In Star Wars Legends continuity, General Carlist Rieekan was quoted as saying:
“The Incom T-65 X-wing is the fighter that killed the Death Star. An almost perfect balance of speed, maneuverability, and defensive shielding make it the fighter of choice for Rogue Squadron”.
While it was a great star fighter, it was an even more impressively versatile space craft. With long range sensors, capable shielding, a hyperdrive and an on board R2 Astromech for navigation and repairs, the ship was perfect for reconnaissance. The X-Wing could literally jump in and out of a star system with very little chance of detection which also made it a capable ‘hit and run’ vehicle.
The T-65’s heavy artillery and shielding also allowed additional time to escape bigger craft when an X-Wing was detected prior to a jump. Considering all of these factors it becomes easy to see why 70% of X-Wing missions were strategic reconnaissance rather than all out battles.
2. Not All X-Wings Were Created Equal; The Surprising Differences Between The T-65B, T-70 And T-85
The T-65B was a powerful craft. After all, it was the star fighter that killed the Death Star. But despite its speed and armaments, the ship had room for improvement. For example, cannons on some earlier models couldn’t be fired with the S-foils in locked position. And while some models were fitted with the ability to initiate enhanced micro-bursts of speed, the function only worked when weapons systems were off-line.
Due to these limitations, the T-70 was designed with much more advanced weaponry and greater versatility. Both increased feature sets were deemed essential to dogfights and strategically coordinated attacks against Capital Ships. The T-70 enjoyed a greater range of fire and housed four KX12 laser cannons capable of multiple firing modes. Poe Dameron was known to fly his own customized T-70, a ship codenamed Black One.
It was replaced by the T-85 approximately 30 years after the battle of Yavin, but not because it was outdated. Political motivations and corruption changed the landscape making way for the new model. Interestingly, the demilitarization of the T-70 could not have come at a more pivotal time. The change facilitated Rebel acquisition of several T-70 X-Wings. We currently know little about the T-85’s full specs other than it was built to house the heavy firepower of a Y-Wing bomber while maintaining the speed and versatility of the T-70.
In Star Wars Legends continuity, Luke Skywalker was quoted as saying the following during the Assault on Kile II: “We’re using Y-wings because of their greater firepower.

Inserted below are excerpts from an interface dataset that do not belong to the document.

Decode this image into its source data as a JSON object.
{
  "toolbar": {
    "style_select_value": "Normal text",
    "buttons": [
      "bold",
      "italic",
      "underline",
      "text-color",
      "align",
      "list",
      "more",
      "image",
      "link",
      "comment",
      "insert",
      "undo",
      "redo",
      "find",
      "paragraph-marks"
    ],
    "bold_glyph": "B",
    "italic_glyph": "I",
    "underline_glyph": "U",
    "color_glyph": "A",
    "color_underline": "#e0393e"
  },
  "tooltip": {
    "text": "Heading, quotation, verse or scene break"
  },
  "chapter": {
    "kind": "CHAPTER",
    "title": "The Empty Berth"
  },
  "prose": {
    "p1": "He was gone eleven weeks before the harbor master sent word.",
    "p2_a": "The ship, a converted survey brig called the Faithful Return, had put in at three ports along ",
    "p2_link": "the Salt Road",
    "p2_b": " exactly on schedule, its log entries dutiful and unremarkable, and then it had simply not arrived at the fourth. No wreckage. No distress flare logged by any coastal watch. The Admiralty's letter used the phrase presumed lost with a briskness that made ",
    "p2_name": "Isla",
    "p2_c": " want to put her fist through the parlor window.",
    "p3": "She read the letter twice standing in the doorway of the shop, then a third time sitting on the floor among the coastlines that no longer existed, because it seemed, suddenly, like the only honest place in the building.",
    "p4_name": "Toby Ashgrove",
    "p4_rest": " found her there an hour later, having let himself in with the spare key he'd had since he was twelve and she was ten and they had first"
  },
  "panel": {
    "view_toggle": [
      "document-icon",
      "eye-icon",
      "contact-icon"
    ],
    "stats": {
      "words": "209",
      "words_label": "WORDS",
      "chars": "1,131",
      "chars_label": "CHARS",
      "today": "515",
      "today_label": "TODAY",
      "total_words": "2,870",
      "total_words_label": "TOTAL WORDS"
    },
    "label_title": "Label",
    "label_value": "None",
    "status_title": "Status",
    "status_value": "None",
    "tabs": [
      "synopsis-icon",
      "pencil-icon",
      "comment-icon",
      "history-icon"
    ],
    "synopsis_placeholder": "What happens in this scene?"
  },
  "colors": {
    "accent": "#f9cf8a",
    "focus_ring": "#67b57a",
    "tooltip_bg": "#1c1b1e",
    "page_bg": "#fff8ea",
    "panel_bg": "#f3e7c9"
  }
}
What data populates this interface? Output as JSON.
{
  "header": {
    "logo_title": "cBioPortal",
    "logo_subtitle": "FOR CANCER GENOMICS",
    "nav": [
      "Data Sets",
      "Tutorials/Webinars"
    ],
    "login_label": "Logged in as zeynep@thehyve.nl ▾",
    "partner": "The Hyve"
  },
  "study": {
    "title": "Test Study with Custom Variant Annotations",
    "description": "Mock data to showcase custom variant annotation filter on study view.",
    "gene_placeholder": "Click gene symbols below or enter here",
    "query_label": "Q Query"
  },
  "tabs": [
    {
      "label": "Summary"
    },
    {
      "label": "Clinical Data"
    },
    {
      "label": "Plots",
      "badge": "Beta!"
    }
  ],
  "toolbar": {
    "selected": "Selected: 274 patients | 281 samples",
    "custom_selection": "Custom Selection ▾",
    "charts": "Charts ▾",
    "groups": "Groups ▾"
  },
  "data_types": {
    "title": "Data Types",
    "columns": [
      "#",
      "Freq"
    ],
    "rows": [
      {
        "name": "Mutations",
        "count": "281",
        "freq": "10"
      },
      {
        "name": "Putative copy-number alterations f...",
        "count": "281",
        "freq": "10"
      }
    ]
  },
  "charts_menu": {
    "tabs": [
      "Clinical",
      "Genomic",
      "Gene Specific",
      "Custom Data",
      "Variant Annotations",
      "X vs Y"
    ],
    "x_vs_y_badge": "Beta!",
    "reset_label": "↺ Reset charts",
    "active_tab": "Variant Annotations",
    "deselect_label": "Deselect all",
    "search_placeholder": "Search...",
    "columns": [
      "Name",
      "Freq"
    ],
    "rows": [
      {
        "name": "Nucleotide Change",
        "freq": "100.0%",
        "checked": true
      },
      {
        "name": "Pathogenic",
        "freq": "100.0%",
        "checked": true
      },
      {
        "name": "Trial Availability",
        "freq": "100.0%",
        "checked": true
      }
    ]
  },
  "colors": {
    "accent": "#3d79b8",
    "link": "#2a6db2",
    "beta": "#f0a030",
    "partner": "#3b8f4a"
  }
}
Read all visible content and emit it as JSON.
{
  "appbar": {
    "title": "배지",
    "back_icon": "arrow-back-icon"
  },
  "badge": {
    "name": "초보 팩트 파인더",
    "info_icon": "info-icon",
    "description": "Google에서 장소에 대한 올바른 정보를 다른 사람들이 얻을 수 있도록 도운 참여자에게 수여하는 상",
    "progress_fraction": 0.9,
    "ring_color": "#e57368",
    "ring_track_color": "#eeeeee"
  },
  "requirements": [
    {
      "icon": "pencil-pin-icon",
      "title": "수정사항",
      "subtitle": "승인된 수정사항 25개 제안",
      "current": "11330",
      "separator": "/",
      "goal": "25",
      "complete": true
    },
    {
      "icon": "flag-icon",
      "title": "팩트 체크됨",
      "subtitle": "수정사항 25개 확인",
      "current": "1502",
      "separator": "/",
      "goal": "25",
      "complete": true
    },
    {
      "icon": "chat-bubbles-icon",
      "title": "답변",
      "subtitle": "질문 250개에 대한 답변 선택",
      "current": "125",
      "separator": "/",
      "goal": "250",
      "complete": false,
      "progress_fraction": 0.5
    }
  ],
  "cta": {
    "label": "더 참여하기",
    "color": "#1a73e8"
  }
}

But they move like a sleepy Hutt, so watch it.”
1. While Toting Greater Firepower, The T-65B Required Expert Piloting To Beat Tie-Fighters In A Dogfight
The T-65B may have been an impressive piece of machinery and all purpose star fighter, but despite its hyperdrive and standard space velocity, it was described as “reasonably maneuverable.” This is likely the reason so many T-65Bs were lost in the battle of Yavin.
In contrast, the TIE/LN fighter of the time was built specifically for the dogfight. It was a short range star fighter with greater maneuverability and short-speed in a turn as seen in Episode IV. It did not have the defensive shielding or firepower seen in the X-Wing. But again, its only purpose was to shoot down enemy craft before the Tie-Fighter’s base, station or primary ship was raided or destroyed.
As such, the TIE fighter was not only expendable, but was also deployed in great numbers against attackers. It was literally a cheap, fast machine with disposable pilots. And while their effectiveness is a highly debated point among fans, it is important to remember that only two X-Wing pilots survived the battle of Yavin – and one of them was a Jedi.